058 059 081 080 079 082 136 129I was debating about whether to talk about this, but here is an edited story about a NOLA ‘adventure’. I met a nice couple in Central Park. They introduced me on Facebook to a number of their friends. One guy who remains nameless for what follows, invited me to stay with him in New Orleans. Staying with a friend of a friend is not the same as staying with a friend of a couple you have only just met, so I stayed with Carla instead who is a friend of mine – and thank goodness I did. I arranged to meet him. As it happens, on the final day of Mardi Gras – the actual Tuesday.
When I turned up things took a very dark turn. First, he was a sight to behold and not a pretty one – I think the dried bogey hanging from his right nostril did it for me, along with the bruises on his face and the shuffling gait.

Then he didn’t even realise that the restaurant we were meeting at wasn’t open, although he was sitting outside and had had time to check.

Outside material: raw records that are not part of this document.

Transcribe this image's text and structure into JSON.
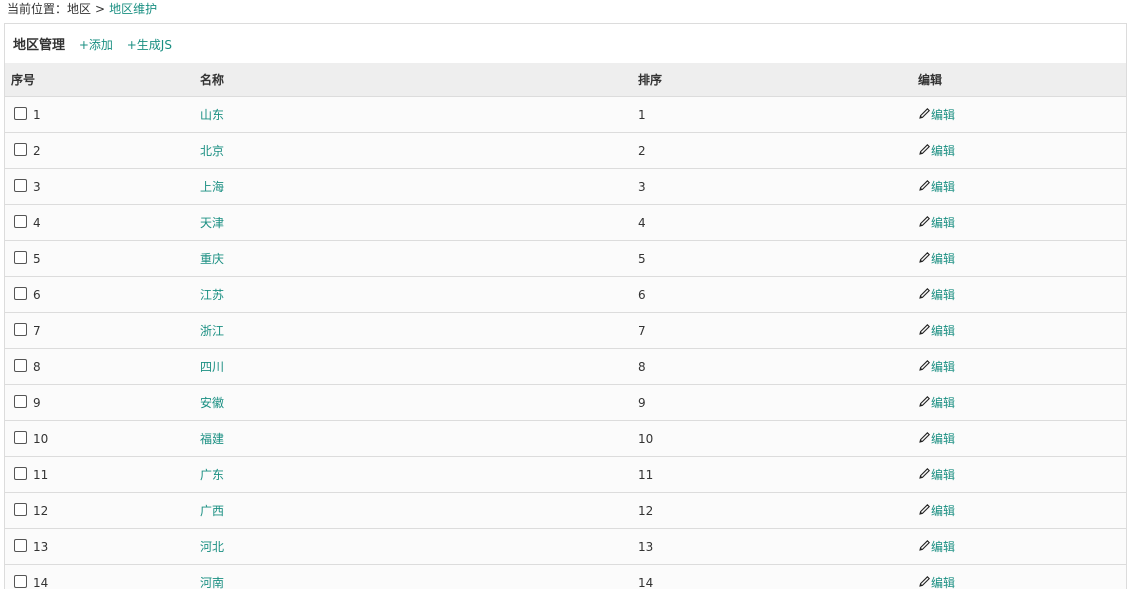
{
  "breadcrumb": {
    "prefix": "当前位置：",
    "parent": "地区",
    "separator": ">",
    "current": "地区维护"
  },
  "panel": {
    "title": "地区管理",
    "add_link": "+添加",
    "gen_js_link": "+生成JS"
  },
  "table": {
    "columns": [
      "序号",
      "名称",
      "排序",
      "编辑"
    ],
    "edit_label": "编辑",
    "rows": [
      {
        "id": "1",
        "name": "山东",
        "order": "1"
      },
      {
        "id": "2",
        "name": "北京",
        "order": "2"
      },
      {
        "id": "3",
        "name": "上海",
        "order": "3"
      },
      {
        "id": "4",
        "name": "天津",
        "order": "4"
      },
      {
        "id": "5",
        "name": "重庆",
        "order": "5"
      },
      {
        "id": "6",
        "name": "江苏",
        "order": "6"
      },
      {
        "id": "7",
        "name": "浙江",
        "order": "7"
      },
      {
        "id": "8",
        "name": "四川",
        "order": "8"
      },
      {
        "id": "9",
        "name": "安徽",
        "order": "9"
      },
      {
        "id": "10",
        "name": "福建",
        "order": "10"
      },
      {
        "id": "11",
        "name": "广东",
        "order": "11"
      },
      {
        "id": "12",
        "name": "广西",
        "order": "12"
      },
      {
        "id": "13",
        "name": "河北",
        "order": "13"
      },
      {
        "id": "14",
        "name": "河南",
        "order": "14"
      }
    ]
  },
  "colors": {
    "link": "#1a8f82",
    "header_bg": "#eeeeee",
    "row_bg": "#fbfbfb",
    "border": "#dcdcdc"
  },
  "icons": {
    "edit": "pencil-icon",
    "select": "checkbox"
  }
}
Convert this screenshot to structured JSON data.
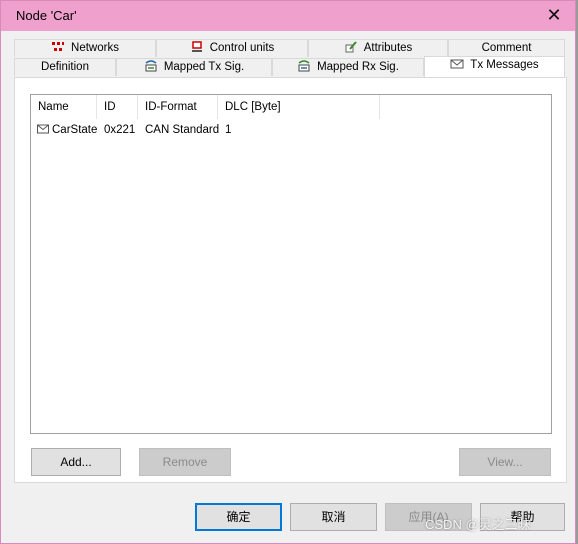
{
  "window": {
    "title": "Node 'Car'",
    "close_glyph": "✕"
  },
  "tabs_back": [
    {
      "label": "Networks",
      "icon": "networks-icon"
    },
    {
      "label": "Control units",
      "icon": "control-units-icon"
    },
    {
      "label": "Attributes",
      "icon": "attributes-icon"
    },
    {
      "label": "Comment",
      "icon": ""
    }
  ],
  "tabs_front": [
    {
      "label": "Definition",
      "icon": ""
    },
    {
      "label": "Mapped Tx Sig.",
      "icon": "mapped-tx-icon"
    },
    {
      "label": "Mapped Rx Sig.",
      "icon": "mapped-rx-icon"
    },
    {
      "label": "Tx Messages",
      "icon": "envelope-icon",
      "active": true
    }
  ],
  "list": {
    "columns": [
      "Name",
      "ID",
      "ID-Format",
      "DLC [Byte]"
    ],
    "rows": [
      {
        "name": "CarState",
        "id": "0x221",
        "format": "CAN Standard",
        "dlc": "1"
      }
    ]
  },
  "buttons": {
    "add": "Add...",
    "remove": "Remove",
    "view": "View...",
    "ok": "确定",
    "cancel": "取消",
    "apply": "应用(A)",
    "help": "帮助"
  },
  "watermark": "CSDN @灵之三昧"
}
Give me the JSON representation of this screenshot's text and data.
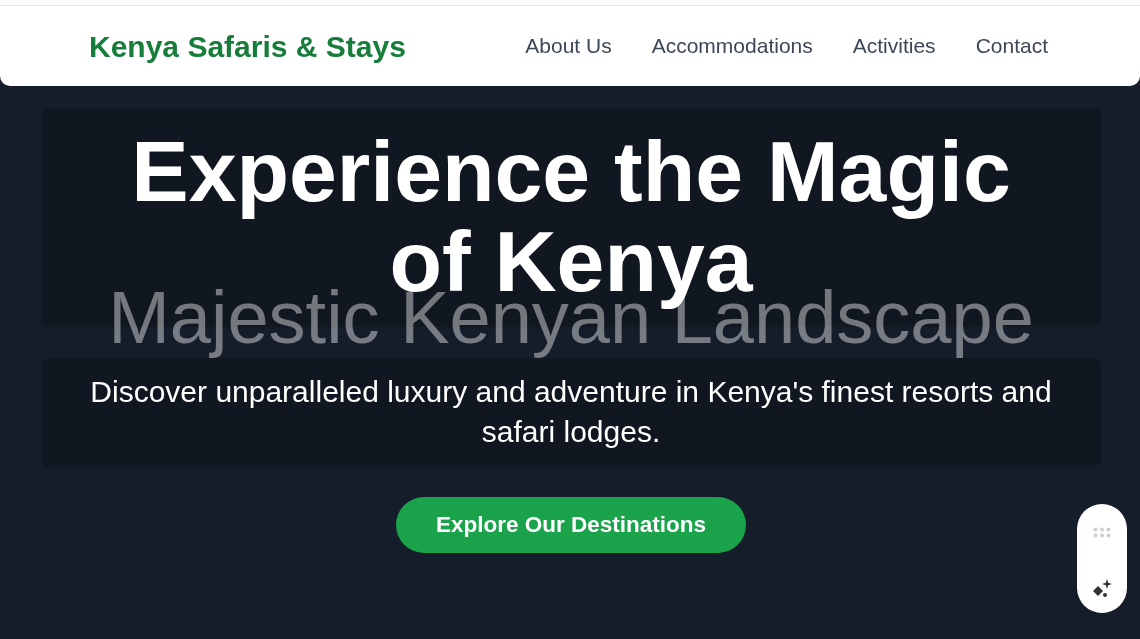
{
  "navbar": {
    "brand": "Kenya Safaris & Stays",
    "links": [
      {
        "label": "About Us"
      },
      {
        "label": "Accommodations"
      },
      {
        "label": "Activities"
      },
      {
        "label": "Contact"
      }
    ]
  },
  "hero": {
    "title": "Experience the Magic of Kenya",
    "image_alt": "Majestic Kenyan Landscape",
    "subtitle": "Discover unparalleled luxury and adventure in Kenya's finest resorts and safari lodges.",
    "button": "Explore Our Destinations"
  }
}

Unwisely letting him get in my car, he sent me down a street full of revellers off their faces – I managed to negotiate that 145 139 140 141 137without killing anyone but it took some time, and then although, after I parked in an extremely dodgy area, he found his street, he couldn’t find his house. When he found his house I was surprised to find it one step up from emptiness. It was a house arranged as a ‘shotgun’ – here is a picture of one – you literally walk in a room, to another, to another to another at the back. No corridors and no privacy. There are many in New Orleans. It is a ‘shotgun’ because you could shoot from the front door to the back door unhindered, apparently. This house does not look anything like the one this man lived in.

I continue: Stepping in the house I found myself in a room that was black, all black. It contained his sweet niece who had a tattoo straight across her forehead and a boyfriend possibly on crack. After that, an empty room with a stepladder, the next room was the ‘bedroom’ he had offered me – containing only a thin stained mattress. His bedroom was the last room. Flopping on the bed he invited me to sit next to him so we could take a selfie.133 117

My English politeness had kept me there until that point. ‘No thanks. I think we can take one outside.’ I walked back to chat to his niece: a sweet, if evidently troubled young woman. I sat and chatted for a while until he came to the room and started talking about where we would eat (there was no kitchen in the house). At that point, I got up and said ‘I am just going to get some sun’, opened the door, shut the door, and ran to my car, locking myself in. Then drove home.

That was my NOLA dark adventure.

Apart from that, Alfie (who wasn’t with me at this juncture, but at home with Carla) and I had a very interesting time in New Orleans, loved being with Carla and loved the parks. New Orleans is really something else…. As is this adorable tranny with perfect make-up I bumped into as I arrived in the French quarter with Alfie071